Estimate heat load by room or whole house

BY WILLIAM AND PATTI FELDMAN COMPUTER AUTHORITIES THE FIRST STEP when specifying and recommending a residential heating system is to determine the heat load for the project. Here is software that can speed that process and guarantee accuracy. Suitable for additions, upgrades and new installations, Heat Load Pro (www.hydronicpros.com, $115 CD/$99 download) is a new design-assistance software solution

BY WILLIAM AND PATTI FELDMAN
COMPUTER AUTHORITIES

THE FIRST STEP when specifying and recommending a residential heating system is to determine the heat load for the project. Here is software that can speed that process and guarantee accuracy.

Suitable for additions, upgrades and new installations, Heat Load Pro (www.hydronicpros.com, $115 CD/$99 download) is a new design-assistance software solution for quickly and accurately estimating heat loads on a roomby-room and whole-house basis. It is graphics-rich, with many illustrations of building components, which help familiarize users with what they are doing right off the bat.

In determining heat loads, the program uses only a few screens — a big advantage both in learning how to use it and reaping fast results. The process is logical and straightforward.

The graphical interface allows selection of almost any type of residential construction and hundreds of building materials pretty much by sight as well as description. Pull-down menus feature preloaded R-values for traditional materials such as windows and exterior doors, and for contemporary materials such as structural insulated panels and insulated concrete forms.

The user selects the size, depth and composition of exterior surfaces of the space being built and the program automatically calculates the effective R-values of the materials.

The software offers detailed choices, such as whether a door has single-, double-or triple-pane windows and with what coating (if any), the composition of the door and whether there is a storm door.

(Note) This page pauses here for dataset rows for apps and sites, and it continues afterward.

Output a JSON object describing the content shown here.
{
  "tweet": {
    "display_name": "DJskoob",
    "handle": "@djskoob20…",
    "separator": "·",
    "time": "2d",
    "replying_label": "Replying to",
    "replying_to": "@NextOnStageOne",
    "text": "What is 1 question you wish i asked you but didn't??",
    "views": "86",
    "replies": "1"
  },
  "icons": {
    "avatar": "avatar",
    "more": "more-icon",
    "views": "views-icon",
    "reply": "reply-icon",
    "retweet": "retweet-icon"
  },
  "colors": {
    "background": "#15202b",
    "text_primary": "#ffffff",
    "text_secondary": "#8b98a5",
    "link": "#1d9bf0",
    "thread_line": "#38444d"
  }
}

The program also handles skylights in exposed ceilings.

Ceiling selections include woodframed, unvented vaulted and flat roof. Exposed floor types include wood frame, basement (poured concrete), slab-on-grade and suspended slab. To accommodate new-to-market construction materials, the program allows overriding of the calculated R-value of any component.

The results — the amount of loss from each component — are immediately shown on screen three ways: as a percentage of loss from each component, in Btuh and as a bar graph. On the bottom of the screen are tallies both for total heat loss for the current room and total heat loss for the entire house. Any change to any room automatically generates recalculation of results.

After the user designs and calculates the heat load, the Heat Load Pro estimates the annual space heating cost of each room or the entire home depending upon type of fuel. The program enables comparison of costs using different local fuel options, taking into consideration their associated costs and efficiencies based on the inputted cost per unit and the efficiency at which each fuel is converted into heat by the heat source. The calculations can be based on either defaulted weather data for the state/province and city or user-entered project-specific data for annual degree-days at the home location.

Several user-friendly features speed the design process. For example, to speed data entry, the program can "copy" all the attributes of a defined room into another room, which eliminates repetitive data entry and is very handy if the home uses the same type of construction in multiple rooms. The Heat Load Pro program includes several pre-loaded room shapes, including some complex shapes, to facilitate quick calculation of any volume. A handy pop-up "calculator" tool enables easy determination of the area of complex surfaces and the volume of complex shape rooms once you put in the height and width of the shape (e.g., a trapezoidal wall).

The main screen is organized into different frames, including Room Data, where the user names the room and inputs the desired room air temperature. The Building Room List contains a listing of all currently defined rooms within the building. Conduction Losses contains data enabling calculation of the rate of heat loss by conduction through exposed surfaces such as walls, windows, doors, ceilings and floors. Air Leakage Losses uses the air change method. A Results frame sums everything up.

Results include the heat loss through each specified exposed surface of the room and the percentage of the room's total heat loss that surface represents. Heat loss due to air leakage is also shown. Both the total heat loss of the specified room and the total heat loss of the building (based on the sum of the room heat losses) are displayed. A horizontal bar graph indicates the relative percentage of heat loss through each component or due to air leakage, relative to the total heat loss of the room.

Heat Load Pro includes a pre-loaded "Air Change Table" for estimating air change rates in rooms of various sizes and types of construction with given values based on the Air Conditioning Contractors of America's Manual J. The values are guidelines to be used in conjunction with one of the three subjective descriptions of air sealing quality that best matches the building. This quality along with the floor area of the room will result in an estimate of air changes per hour.

The program aims to streamline to the minimal possible data entry to properly describe the room, eliminating assumptions that can negatively affect accuracy while gathering enough to yield an accurate result.

Bill and Patti Feldman are freelance writers for magazines, building product manufacturers and other companies on a broad range of topics. They can be reached at [email protected]

TAGS: PCs/Tablets